To do.
Within the entries below, every line containing "JSON" is to be copied.

Provided entries.

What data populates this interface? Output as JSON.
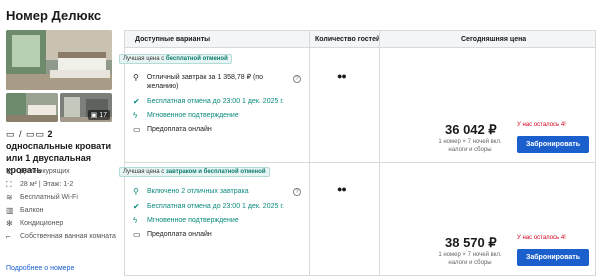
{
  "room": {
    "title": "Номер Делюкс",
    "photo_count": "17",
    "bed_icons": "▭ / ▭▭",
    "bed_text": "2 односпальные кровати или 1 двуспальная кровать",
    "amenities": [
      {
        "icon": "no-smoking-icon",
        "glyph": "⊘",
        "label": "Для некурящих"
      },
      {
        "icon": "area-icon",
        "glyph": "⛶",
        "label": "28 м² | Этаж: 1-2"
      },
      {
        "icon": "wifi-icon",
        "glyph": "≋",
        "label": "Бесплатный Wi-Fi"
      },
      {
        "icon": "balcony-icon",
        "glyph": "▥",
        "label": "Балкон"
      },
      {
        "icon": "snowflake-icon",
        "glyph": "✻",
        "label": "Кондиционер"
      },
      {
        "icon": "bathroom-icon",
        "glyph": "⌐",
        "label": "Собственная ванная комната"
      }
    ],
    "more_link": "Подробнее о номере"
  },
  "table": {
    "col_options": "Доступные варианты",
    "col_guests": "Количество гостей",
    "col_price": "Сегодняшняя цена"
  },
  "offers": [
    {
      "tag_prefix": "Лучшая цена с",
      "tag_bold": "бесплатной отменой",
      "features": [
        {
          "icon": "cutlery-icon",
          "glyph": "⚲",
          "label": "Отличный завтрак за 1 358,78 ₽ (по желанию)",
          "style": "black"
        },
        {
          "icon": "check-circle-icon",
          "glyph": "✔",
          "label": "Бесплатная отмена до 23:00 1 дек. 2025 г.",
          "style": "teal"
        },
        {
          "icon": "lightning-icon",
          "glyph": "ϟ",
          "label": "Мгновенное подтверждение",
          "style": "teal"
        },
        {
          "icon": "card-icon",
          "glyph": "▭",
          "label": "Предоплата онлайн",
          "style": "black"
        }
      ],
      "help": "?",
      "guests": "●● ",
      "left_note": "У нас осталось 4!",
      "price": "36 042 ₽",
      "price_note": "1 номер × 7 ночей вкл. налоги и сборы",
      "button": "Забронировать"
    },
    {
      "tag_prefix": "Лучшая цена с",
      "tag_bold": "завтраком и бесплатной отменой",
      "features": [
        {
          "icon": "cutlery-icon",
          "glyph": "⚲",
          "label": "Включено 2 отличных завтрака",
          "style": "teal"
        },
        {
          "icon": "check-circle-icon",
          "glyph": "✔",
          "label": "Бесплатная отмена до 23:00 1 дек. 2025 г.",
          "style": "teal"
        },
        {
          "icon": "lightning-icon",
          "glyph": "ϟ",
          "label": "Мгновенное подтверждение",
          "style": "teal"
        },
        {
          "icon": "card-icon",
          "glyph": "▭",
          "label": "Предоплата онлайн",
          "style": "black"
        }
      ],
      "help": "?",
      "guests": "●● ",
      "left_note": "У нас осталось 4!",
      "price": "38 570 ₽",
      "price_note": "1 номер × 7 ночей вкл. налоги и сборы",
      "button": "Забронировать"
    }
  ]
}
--
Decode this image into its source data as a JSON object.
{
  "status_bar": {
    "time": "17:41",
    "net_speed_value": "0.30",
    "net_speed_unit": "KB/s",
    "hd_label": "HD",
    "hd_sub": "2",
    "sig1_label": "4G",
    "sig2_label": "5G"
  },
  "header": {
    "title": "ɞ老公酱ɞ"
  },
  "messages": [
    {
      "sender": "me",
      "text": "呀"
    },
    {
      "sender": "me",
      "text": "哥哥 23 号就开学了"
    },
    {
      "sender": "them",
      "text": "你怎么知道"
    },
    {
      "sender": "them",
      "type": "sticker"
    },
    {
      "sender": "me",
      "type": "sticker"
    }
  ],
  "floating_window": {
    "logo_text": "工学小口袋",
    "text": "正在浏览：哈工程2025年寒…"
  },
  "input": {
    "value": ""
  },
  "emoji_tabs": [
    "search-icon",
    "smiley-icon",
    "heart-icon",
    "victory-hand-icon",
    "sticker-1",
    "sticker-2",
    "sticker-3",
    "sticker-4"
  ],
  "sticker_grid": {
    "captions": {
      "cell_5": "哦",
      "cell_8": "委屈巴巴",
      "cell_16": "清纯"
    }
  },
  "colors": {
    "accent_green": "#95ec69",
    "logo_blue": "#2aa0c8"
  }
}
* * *
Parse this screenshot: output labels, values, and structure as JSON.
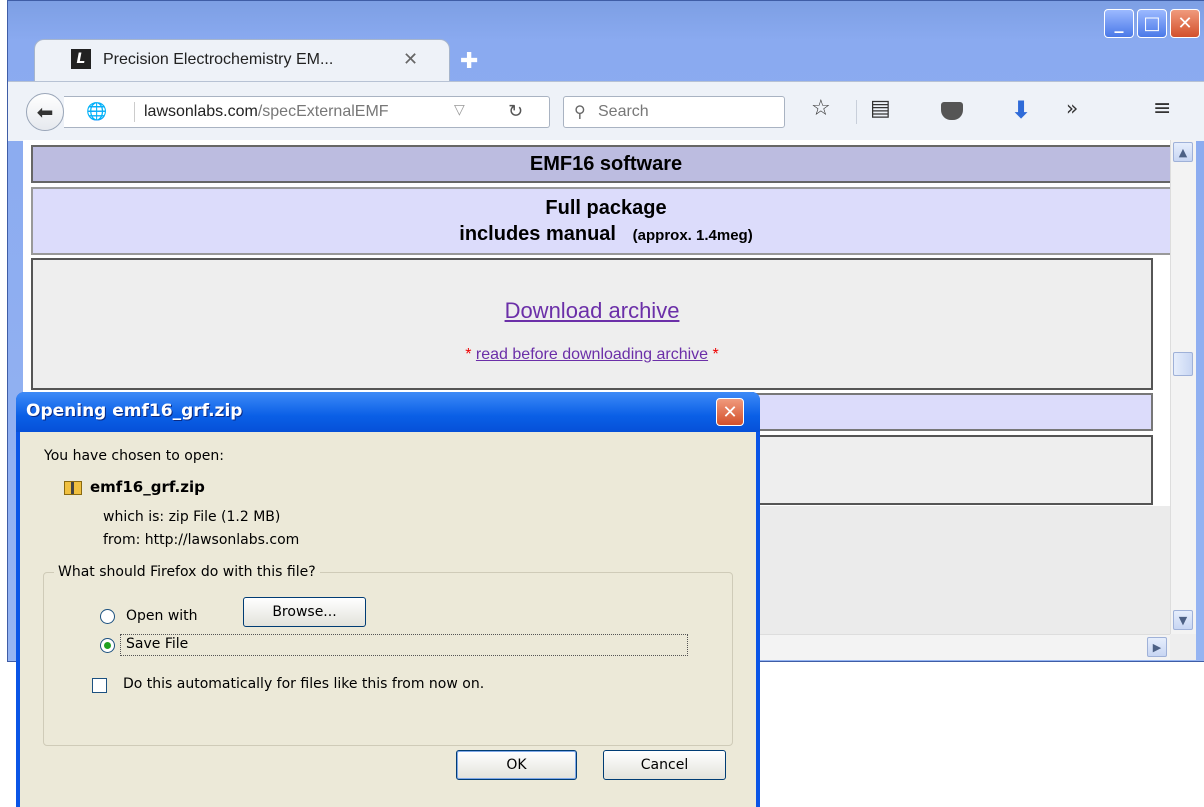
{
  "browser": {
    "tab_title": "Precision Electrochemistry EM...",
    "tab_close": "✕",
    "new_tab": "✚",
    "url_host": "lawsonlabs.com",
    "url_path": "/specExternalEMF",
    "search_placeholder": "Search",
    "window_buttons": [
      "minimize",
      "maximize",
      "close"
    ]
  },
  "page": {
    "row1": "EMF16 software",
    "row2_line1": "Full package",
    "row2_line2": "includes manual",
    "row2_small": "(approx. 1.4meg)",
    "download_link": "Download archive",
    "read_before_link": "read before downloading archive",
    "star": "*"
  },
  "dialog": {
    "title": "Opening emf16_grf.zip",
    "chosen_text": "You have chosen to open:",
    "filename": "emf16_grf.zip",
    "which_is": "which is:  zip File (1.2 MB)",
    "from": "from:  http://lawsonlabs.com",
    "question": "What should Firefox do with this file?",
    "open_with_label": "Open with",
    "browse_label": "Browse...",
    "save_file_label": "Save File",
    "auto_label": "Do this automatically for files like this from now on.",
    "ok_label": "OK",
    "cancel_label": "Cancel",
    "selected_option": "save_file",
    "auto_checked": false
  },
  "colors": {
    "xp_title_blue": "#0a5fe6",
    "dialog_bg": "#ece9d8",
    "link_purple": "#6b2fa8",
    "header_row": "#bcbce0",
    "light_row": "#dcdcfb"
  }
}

Solved exercise.
What data populates this interface? Output as JSON.
Decode this image into its source data as a JSON object.
Parse this screenshot: output labels, values, and structure as JSON.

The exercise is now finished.